With many databases in a system they are rarely independent from each other, instead pieces of the same data are stored in many of them. Using transactions to keep everything in sync is a fragile solution. Working with a stream of changes in the order they are created is a much simpler and more resilient solution, Martin Kleppmann stated in his presentation at the recent QCon London conference.
At the microXchg 2016 conference, held in Berlin, Germany, Richard Rodger presented “Surviving Microservices”, a practical guide for developers wanting to keep their microservices architectures ‘healthy and performant’. Key topics discussed in the talk included the benefits of message-oriented systems, pattern matching with inter-service communication, dealing with failure, and Seneca.js.
When designing microservices and their APIs, you need to think like a designer focusing on the users, Nic Benders claimed in his presentation at the recent Microservices Practitioner Summit. Design the API first, then build your services with an outside-in approach.
The microservices pattern are changing how we build applications and team structure is extremely important to be successful in building and running these microservices, Chris Munns stated in a talk about how microservices at enterprise scale are built at Amazon at the earlier I Love APIs 2015 conference.

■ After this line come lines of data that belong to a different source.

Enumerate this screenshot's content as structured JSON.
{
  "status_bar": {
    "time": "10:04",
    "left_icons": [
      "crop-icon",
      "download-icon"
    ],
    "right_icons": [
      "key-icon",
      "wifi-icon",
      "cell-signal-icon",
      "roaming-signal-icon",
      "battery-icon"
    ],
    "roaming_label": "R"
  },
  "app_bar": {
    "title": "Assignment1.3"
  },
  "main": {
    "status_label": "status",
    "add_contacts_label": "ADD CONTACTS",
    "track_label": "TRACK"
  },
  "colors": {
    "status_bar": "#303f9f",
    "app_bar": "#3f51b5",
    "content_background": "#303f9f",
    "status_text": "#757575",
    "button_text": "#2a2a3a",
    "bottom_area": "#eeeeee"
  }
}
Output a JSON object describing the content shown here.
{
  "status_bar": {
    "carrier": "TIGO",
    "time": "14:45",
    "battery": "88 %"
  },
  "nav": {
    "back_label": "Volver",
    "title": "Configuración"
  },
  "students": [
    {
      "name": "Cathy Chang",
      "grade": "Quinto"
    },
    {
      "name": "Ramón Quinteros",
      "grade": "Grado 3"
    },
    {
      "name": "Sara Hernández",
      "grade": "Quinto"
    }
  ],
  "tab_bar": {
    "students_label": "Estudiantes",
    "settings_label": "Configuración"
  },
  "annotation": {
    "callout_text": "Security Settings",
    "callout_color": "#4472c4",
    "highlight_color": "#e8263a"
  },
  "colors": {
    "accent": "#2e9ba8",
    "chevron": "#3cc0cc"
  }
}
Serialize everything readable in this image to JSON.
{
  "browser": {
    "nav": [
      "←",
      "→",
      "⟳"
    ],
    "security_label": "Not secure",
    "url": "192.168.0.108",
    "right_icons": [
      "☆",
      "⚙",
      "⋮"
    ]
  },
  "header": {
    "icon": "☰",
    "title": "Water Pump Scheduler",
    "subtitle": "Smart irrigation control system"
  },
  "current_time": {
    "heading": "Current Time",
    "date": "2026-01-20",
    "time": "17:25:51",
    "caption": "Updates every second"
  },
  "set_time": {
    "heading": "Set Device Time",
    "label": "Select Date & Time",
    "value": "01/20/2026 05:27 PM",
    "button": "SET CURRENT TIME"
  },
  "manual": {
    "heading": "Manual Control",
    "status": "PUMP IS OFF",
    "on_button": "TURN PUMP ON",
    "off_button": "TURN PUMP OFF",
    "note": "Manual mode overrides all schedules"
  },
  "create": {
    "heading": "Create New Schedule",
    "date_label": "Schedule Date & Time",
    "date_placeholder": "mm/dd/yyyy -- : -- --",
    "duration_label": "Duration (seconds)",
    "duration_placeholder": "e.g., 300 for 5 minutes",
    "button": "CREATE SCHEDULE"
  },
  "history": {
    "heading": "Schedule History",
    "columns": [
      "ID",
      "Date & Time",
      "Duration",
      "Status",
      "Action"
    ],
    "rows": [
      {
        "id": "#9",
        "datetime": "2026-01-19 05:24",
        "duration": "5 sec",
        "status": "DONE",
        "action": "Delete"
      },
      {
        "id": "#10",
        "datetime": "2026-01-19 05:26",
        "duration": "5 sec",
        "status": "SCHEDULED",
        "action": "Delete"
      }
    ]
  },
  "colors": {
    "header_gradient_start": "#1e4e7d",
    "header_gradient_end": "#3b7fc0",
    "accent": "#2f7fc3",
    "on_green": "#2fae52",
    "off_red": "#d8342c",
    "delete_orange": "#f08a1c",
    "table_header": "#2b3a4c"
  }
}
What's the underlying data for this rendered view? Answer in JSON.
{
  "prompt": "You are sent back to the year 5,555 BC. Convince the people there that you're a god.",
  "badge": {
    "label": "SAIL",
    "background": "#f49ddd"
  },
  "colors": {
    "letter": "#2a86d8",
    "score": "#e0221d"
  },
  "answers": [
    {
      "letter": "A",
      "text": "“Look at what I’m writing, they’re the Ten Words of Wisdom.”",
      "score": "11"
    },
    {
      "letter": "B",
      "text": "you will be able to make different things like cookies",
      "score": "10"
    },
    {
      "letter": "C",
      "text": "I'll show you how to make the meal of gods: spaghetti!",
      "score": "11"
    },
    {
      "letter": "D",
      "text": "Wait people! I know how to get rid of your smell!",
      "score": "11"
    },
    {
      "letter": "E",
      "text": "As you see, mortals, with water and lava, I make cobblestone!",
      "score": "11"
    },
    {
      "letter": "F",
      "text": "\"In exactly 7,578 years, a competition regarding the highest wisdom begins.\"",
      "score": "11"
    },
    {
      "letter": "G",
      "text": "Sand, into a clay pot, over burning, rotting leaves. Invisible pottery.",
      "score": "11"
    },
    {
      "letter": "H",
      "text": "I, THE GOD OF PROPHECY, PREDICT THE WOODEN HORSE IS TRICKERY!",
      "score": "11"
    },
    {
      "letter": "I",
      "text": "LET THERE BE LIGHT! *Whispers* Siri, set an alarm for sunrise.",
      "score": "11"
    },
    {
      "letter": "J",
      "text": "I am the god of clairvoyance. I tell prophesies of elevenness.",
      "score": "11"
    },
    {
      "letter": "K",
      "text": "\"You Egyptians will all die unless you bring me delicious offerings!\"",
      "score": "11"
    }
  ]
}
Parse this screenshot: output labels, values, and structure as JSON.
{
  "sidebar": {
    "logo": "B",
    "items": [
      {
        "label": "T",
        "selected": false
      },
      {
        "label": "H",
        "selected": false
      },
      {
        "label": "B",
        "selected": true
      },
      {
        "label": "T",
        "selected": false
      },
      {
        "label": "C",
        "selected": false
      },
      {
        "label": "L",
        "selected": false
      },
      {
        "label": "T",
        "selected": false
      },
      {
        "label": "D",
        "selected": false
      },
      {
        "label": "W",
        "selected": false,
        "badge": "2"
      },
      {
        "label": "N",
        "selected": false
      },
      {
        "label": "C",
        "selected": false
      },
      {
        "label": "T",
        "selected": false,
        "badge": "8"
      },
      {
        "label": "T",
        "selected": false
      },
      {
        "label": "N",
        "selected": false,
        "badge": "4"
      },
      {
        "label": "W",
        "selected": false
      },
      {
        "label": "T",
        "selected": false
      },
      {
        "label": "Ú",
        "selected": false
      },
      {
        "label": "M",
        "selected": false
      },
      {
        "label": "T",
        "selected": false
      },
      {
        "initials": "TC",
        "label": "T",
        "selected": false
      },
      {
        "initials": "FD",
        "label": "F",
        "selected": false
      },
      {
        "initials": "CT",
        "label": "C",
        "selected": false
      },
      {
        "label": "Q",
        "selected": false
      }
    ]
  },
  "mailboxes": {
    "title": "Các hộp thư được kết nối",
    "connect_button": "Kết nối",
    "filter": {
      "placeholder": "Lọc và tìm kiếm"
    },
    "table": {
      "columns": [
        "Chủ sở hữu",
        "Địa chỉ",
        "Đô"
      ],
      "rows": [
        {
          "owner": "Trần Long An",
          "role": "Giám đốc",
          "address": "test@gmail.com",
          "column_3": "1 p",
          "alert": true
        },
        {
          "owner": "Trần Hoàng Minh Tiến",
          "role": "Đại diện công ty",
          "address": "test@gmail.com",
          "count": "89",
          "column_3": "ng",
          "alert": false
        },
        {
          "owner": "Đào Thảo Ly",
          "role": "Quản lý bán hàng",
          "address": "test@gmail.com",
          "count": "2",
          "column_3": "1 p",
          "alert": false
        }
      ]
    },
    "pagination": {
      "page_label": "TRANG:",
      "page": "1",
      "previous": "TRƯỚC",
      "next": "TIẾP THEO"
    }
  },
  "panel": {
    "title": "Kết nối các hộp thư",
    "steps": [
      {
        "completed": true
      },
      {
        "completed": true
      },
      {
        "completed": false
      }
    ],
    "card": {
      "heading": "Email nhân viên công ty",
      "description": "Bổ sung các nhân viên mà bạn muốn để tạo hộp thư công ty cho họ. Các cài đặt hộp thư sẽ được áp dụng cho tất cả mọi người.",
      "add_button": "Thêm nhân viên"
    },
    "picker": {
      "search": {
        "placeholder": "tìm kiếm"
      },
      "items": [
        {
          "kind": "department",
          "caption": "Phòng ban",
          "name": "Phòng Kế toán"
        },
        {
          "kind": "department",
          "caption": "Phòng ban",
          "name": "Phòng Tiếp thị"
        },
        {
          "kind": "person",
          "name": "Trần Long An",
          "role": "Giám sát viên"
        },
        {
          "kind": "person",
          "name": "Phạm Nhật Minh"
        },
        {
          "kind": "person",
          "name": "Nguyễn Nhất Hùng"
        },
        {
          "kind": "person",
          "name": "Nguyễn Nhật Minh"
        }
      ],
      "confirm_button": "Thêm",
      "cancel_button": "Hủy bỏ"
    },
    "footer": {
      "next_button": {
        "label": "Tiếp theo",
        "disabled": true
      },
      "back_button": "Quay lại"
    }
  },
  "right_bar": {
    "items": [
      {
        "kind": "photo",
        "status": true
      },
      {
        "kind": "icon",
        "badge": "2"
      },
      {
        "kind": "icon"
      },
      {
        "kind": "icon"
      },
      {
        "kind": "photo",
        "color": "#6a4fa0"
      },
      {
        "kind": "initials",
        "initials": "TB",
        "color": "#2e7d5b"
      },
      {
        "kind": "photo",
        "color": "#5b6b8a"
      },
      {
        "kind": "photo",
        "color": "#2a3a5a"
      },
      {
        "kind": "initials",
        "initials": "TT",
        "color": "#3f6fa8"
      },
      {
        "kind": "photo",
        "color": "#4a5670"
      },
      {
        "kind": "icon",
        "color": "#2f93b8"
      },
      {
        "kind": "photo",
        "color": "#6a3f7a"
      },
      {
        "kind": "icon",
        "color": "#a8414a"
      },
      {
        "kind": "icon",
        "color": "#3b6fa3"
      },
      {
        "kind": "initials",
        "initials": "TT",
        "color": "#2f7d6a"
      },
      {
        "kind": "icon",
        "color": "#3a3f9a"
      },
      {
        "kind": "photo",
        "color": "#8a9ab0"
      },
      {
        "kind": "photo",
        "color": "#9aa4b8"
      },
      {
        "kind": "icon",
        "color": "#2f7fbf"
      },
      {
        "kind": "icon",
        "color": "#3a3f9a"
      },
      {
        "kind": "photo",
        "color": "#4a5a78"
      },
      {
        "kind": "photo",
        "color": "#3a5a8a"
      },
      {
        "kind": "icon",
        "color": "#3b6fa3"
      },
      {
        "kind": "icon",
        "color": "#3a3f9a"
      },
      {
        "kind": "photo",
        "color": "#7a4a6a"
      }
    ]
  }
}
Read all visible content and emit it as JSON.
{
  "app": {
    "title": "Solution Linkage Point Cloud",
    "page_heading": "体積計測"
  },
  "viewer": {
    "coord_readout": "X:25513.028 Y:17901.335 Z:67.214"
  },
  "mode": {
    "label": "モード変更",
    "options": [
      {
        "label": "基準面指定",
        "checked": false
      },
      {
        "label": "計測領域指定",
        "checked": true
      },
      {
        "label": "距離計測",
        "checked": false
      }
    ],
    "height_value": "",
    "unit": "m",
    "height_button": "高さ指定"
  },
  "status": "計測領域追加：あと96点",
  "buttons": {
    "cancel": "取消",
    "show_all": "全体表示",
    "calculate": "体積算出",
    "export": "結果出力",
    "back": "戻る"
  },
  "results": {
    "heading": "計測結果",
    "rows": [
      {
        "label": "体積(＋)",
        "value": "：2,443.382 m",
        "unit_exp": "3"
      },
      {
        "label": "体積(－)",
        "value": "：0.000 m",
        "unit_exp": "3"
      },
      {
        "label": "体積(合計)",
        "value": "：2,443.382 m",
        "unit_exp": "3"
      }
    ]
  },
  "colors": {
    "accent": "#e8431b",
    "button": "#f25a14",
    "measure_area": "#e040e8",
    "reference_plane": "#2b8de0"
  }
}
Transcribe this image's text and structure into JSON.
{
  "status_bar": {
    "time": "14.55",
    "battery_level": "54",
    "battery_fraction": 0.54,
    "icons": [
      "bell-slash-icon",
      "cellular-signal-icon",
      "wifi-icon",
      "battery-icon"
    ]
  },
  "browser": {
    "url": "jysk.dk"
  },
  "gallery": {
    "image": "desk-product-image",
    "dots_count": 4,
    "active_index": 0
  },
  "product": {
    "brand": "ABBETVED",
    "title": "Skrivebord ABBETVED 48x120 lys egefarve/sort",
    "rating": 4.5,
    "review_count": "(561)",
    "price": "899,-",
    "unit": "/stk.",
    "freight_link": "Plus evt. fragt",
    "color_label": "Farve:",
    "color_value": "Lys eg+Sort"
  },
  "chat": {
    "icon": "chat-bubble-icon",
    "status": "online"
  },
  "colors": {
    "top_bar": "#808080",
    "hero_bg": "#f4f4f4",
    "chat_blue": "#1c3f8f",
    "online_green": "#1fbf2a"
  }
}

A group of researchers from Microsoft has published the paper “IronFleet: Proving Practical Distributed Systems Correct” (PDF) and made available the accompanying source code demonstrating the use of the methodology in machine proving the correctness of a non-trivial distributed system from a safety and liveliness point of view.